We affirm.

WHITE, J., dissents with opinion.

LYBROOK, J. (by designation), concurs.

WHITE, Judge, dissenting.

I do not agree with part III of the majority opinion which holds that a remark made by the prosecutor in his rebuttal argument is "too remote to justify reversal," nor do I agree that the remark was invited.

When the prosecutor, in his final argument, told the jurors that "only the defendant would know what happened to that knife" he certainly reminded them that the defendant had not testified. They may even have understood it as a broader implication that defendant did not take the stand because he could not testify without incriminating himself. At any rate, his statement qualified as an impermissible comment on Phillips' failure to testify in his own behalf under the test laid down by the Indiana Supreme Court in Rowley v. State (1975), 259 Ind. 209, 213, 285 N.E.2d 646, 648: "A comment made by a prosecuting attorney, directly or indirectly, which is subject to interpretation by a jury as a comment upon failure of a defendant to testify has been strictly regarded as an impingement on the substantial right of the defendant." (My emphasis.)

The Indiana Supreme Court adopted the Rowley test from Williams v. Wainwright (CA 5, 1969), 416 F.2d 1042, preferring it to a "strict test" laid down in United States ex rel. Leak v. Follette (CA 2, 1969), 418 F.2d 1266, 1269, and saying, "We prefer the test which does not in such an obvious fashion place the burden on the accused to show that the jury necessarily took the comment to be related to his failure to take the *439 stand." The Rowley court made this choice even though it held that the comment then before it was impermissible "[u]nder either of these tests." Thus the majority opinion errs in suggesting that because the prosecutor's remark here was not as direct a reference as in Rowley to defendant's failure to testify it does not meet the Rowley test. Rowley itself says that the prosecutor's remark need not be that direct. It need only be direct enough that it "is subject to interpretation by the jury as a comment upon failure of a defendant to testify." Certainly this comment was subject to that interpretation regardless of whether one guesses the jury did or did not so interpret it.
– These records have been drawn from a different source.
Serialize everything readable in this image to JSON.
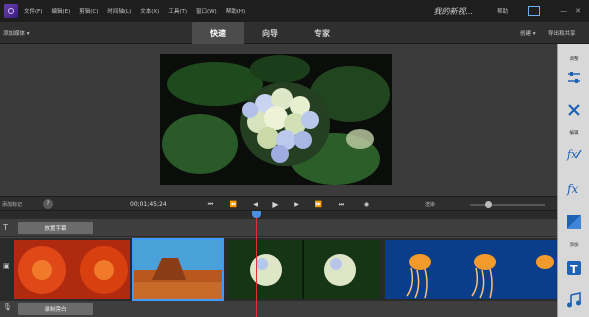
{
  "menubar": {
    "menus": [
      "文件(F)",
      "编辑(E)",
      "剪辑(C)",
      "时间轴(L)",
      "文本(X)",
      "工具(T)",
      "窗口(W)",
      "帮助(H)"
    ],
    "brand": "我的新视...",
    "help_link": "帮助"
  },
  "modebar": {
    "add_media": "添加媒体 ▾",
    "tabs": [
      {
        "label": "快速",
        "active": true
      },
      {
        "label": "向导",
        "active": false
      },
      {
        "label": "专家",
        "active": false
      }
    ],
    "create": "创建 ▾",
    "publish": "导出和共享"
  },
  "right_panel": {
    "sections": [
      "调整",
      "编辑",
      "添加"
    ],
    "tools": [
      "adjust-sliders-icon",
      "tools-icon",
      "effects-icon",
      "fx-icon",
      "transitions-icon",
      "title-text-icon",
      "music-icon"
    ]
  },
  "playback": {
    "add_marker": "添加标记",
    "help": "?",
    "timecode": "00;01;45;24",
    "render": "渲染"
  },
  "timeline": {
    "title_track": "放置字幕",
    "narration_track": "录制旁白"
  },
  "colors": {
    "accent": "#3f9bff",
    "playhead": "#e03030",
    "panel_bg": "#3a3a3a"
  }
}
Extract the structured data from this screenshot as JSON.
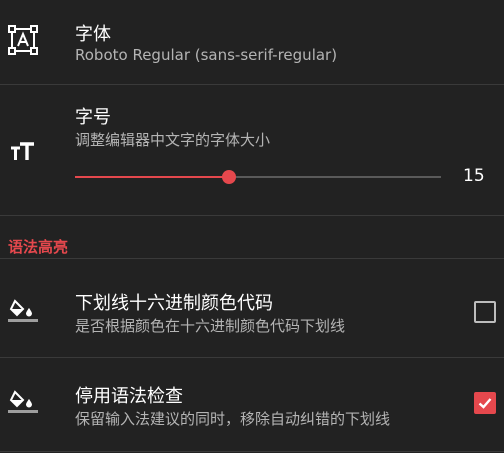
{
  "font": {
    "icon": "font-box-icon",
    "title": "字体",
    "subtitle": "Roboto Regular (sans-serif-regular)"
  },
  "font_size": {
    "icon": "text-size-icon",
    "title": "字号",
    "subtitle": "调整编辑器中文字的字体大小",
    "value": "15",
    "slider_fraction": 0.42
  },
  "syntax_section": {
    "header": "语法高亮"
  },
  "underline_hex": {
    "icon": "format-color-fill-icon",
    "title": "下划线十六进制颜色代码",
    "subtitle": "是否根据颜色在十六进制颜色代码下划线",
    "checked": false
  },
  "disable_spellcheck": {
    "icon": "format-color-fill-icon",
    "title": "停用语法检查",
    "subtitle": "保留输入法建议的同时，移除自动纠错的下划线",
    "checked": true
  },
  "colors": {
    "accent": "#e5484d",
    "background": "#222222",
    "divider": "#3a3a3a"
  }
}
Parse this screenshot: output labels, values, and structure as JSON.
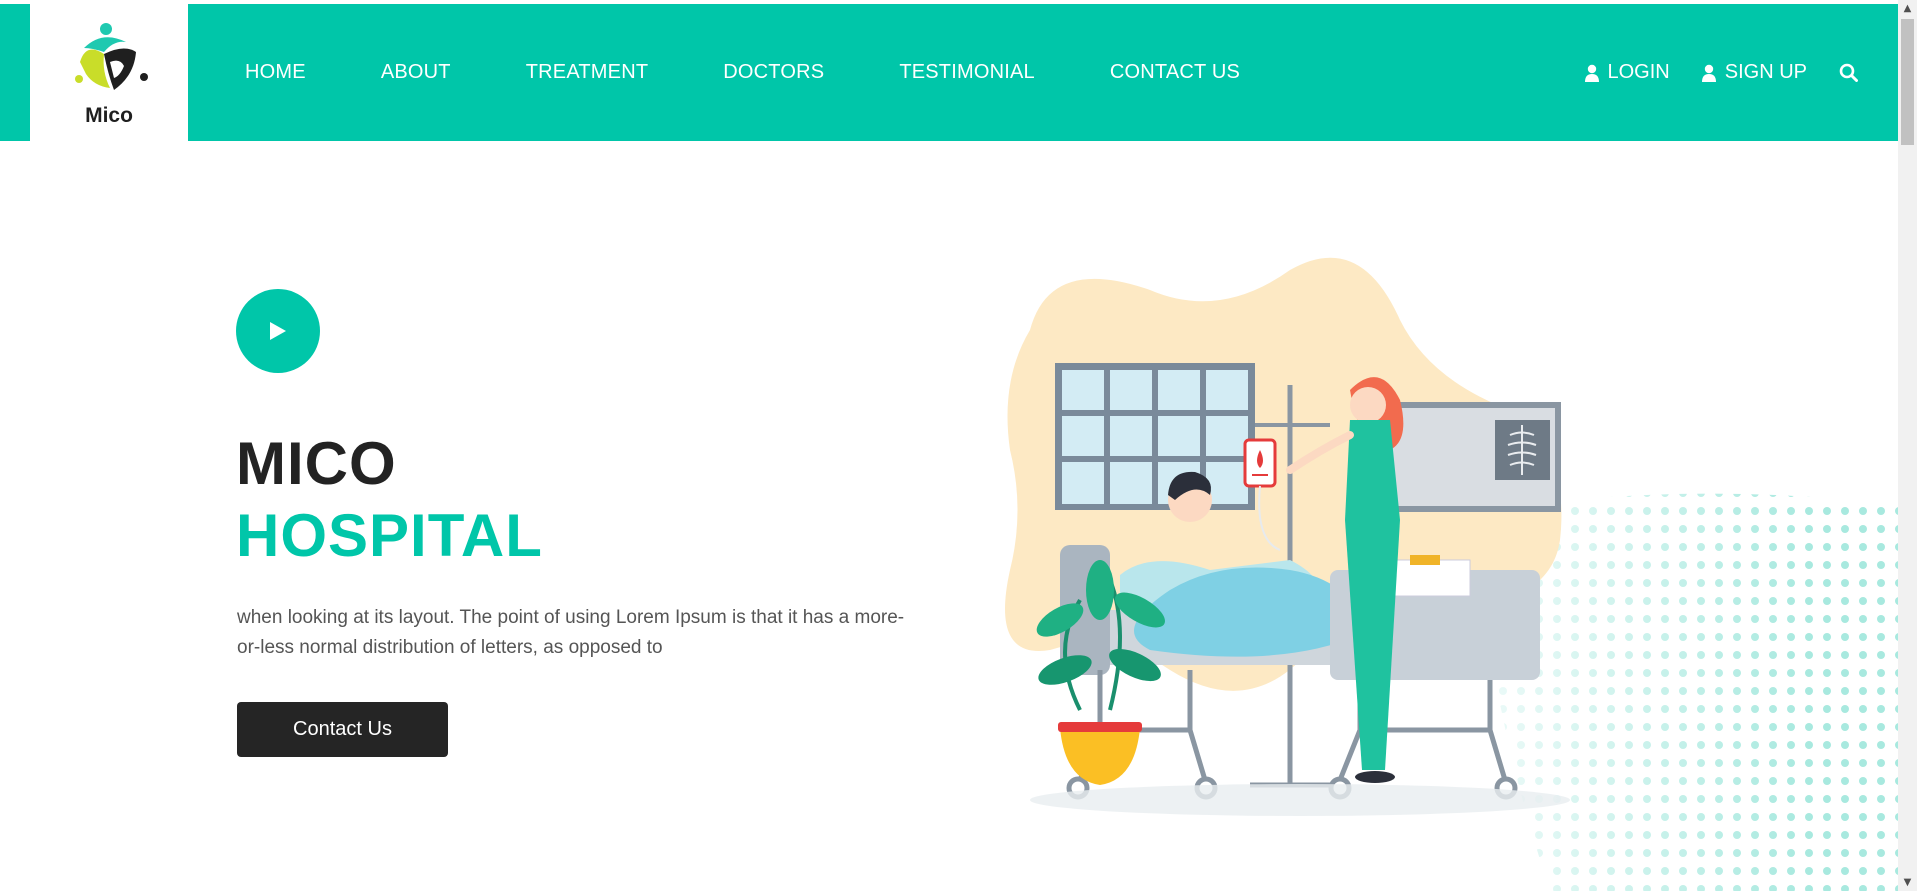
{
  "brand": {
    "name": "Mico"
  },
  "nav": {
    "items": [
      {
        "label": "HOME"
      },
      {
        "label": "ABOUT"
      },
      {
        "label": "TREATMENT"
      },
      {
        "label": "DOCTORS"
      },
      {
        "label": "TESTIMONIAL"
      },
      {
        "label": "CONTACT US"
      }
    ],
    "login_label": "LOGIN",
    "signup_label": "SIGN UP"
  },
  "hero": {
    "title_line1": "MICO",
    "title_line2": "HOSPITAL",
    "description": "when looking at its layout. The point of using Lorem Ipsum is that it has a more-or-less normal distribution of letters, as opposed to",
    "cta_label": "Contact Us"
  },
  "colors": {
    "accent": "#00c6a9",
    "dark": "#252525",
    "blob": "#fde9c4"
  },
  "icons": [
    "user-icon",
    "search-icon",
    "play-icon"
  ]
}
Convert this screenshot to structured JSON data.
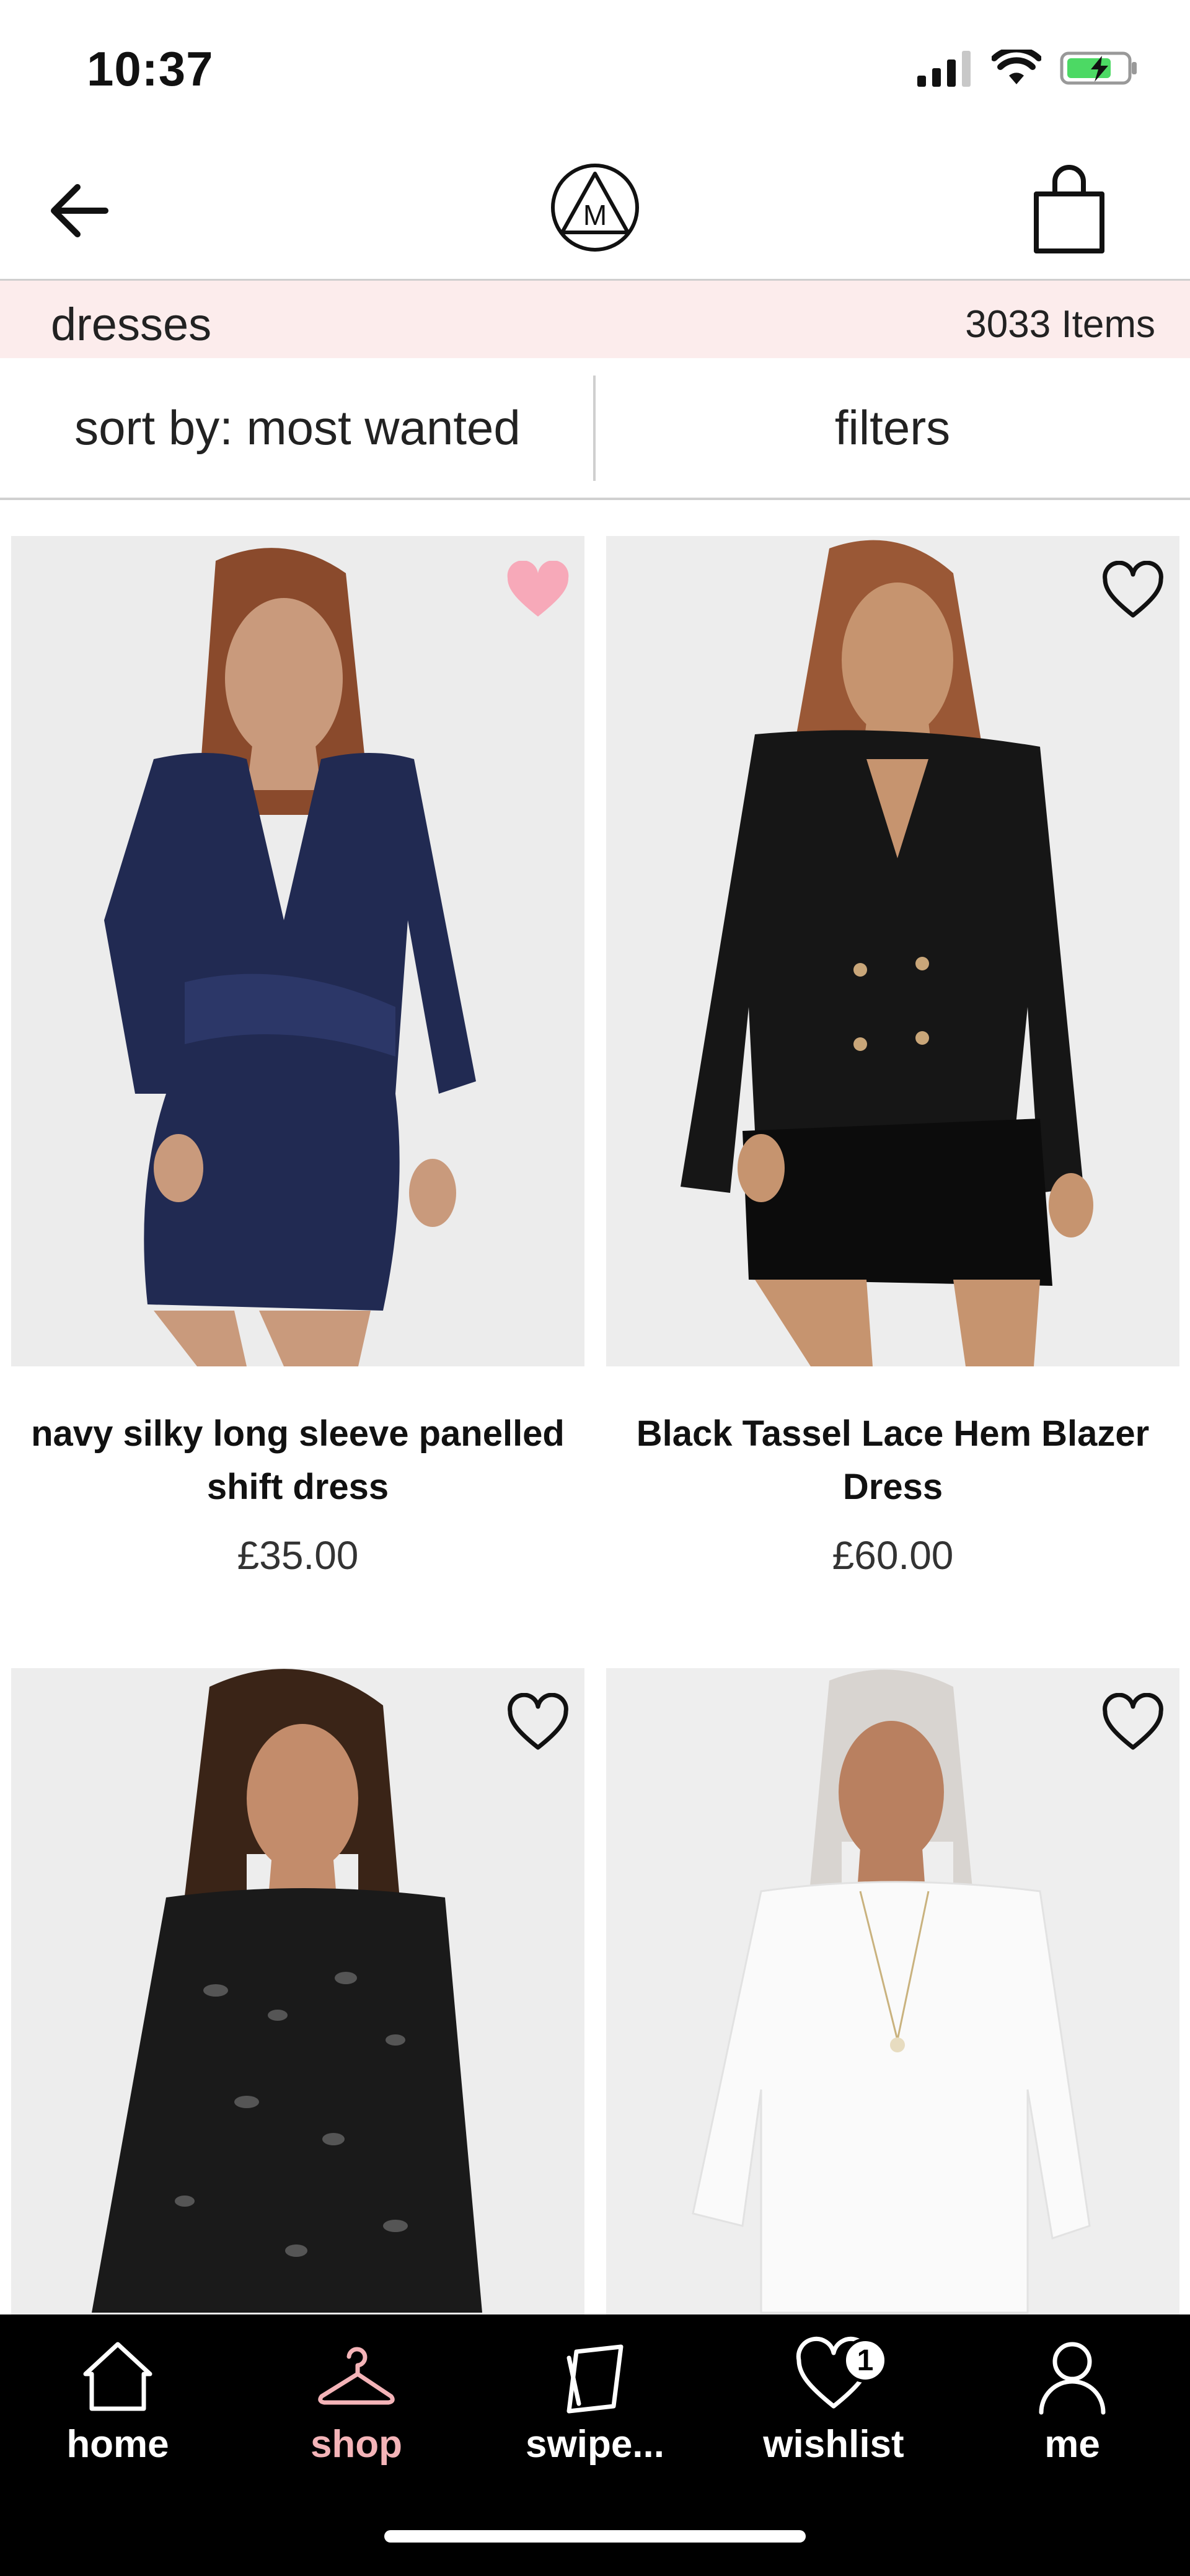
{
  "status_bar": {
    "time": "10:37"
  },
  "header": {
    "logo_letter": "M"
  },
  "category": {
    "name": "dresses",
    "count": "3033 Items"
  },
  "controls": {
    "sort_label": "sort by: most wanted",
    "filters_label": "filters"
  },
  "products": [
    {
      "name": "navy silky long sleeve panelled shift dress",
      "price": "£35.00",
      "wishlisted": true
    },
    {
      "name": "Black Tassel Lace Hem Blazer Dress",
      "price": "£60.00",
      "wishlisted": false
    },
    {
      "name": "",
      "price": "",
      "wishlisted": false
    },
    {
      "name": "",
      "price": "",
      "wishlisted": false
    }
  ],
  "tabs": [
    {
      "label": "home",
      "icon": "house-icon"
    },
    {
      "label": "shop",
      "icon": "hanger-icon",
      "active": true
    },
    {
      "label": "swipe...",
      "icon": "cards-icon"
    },
    {
      "label": "wishlist",
      "icon": "heart-icon",
      "badge": "1"
    },
    {
      "label": "me",
      "icon": "person-icon"
    }
  ],
  "colors": {
    "category_bg": "#fcecec",
    "wishlist_active": "#f7a9b9",
    "tab_active": "#f4b4b8",
    "tab_bar_bg": "#000000"
  }
}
To suggest, as does the majority opinion, that if the prosecutor's remark is error it is nevertheless excusable because it was invited, is to say that whenever a defendant's attorney tells the jury that the State has offered no evidence on some facet of the case he considers significant to the question of whether the State has proved its case, he thereby invites the prosecutor to reply that the defendant could have supplied the answer. Were that true the attorney for a defendant who had not testified could never argue that the State had failed to prove some material element of its case beyond a reasonable doubt without subjecting his client's silence to prosecutorial comment. I am aware of no authority for attaching such a condition to legitimate final argument.

The case of Maldonado v. State (1976), Ind., 355 N.E.2d 843, 848, attaches no such condition. There the defendant's attorney, in his closing argument, went beyond arguing that the State had failed to prove its case and embarked upon an attempted justification of defendant's failure to testify. Referring to a State's witness, he said:

"`And they want you to take his word against Abel Maldonado's. Abel Maldonado didn't testify. The law says to keep that out of your mind. You can't do it. You can't go back in that jury room and forget that Abel Maldonado did not testify. As hard as you try, you can't do it. What does he have to testify for? It's not his burden. He doesn't have to prove anything to you.'" (355 N.E.2d at 848.)

Thus, as the court noted "appellant himself injected the subject of his own silence into the trial". (Ibid.) In the case at bar, however, Phillips' attorney's argument that the State had failed to produce the knife was not a reference to Phillips' silence. The prosecutor injected that subject when he charged that only Phillips knew where the knife was.

I would reverse and remand with instructions to grant a new trial.


[1] Ind. Code § 35-12-1-1.

[2] Ind. Code § 35-1-54-3.

[3] Wilkins is not the victim's true name.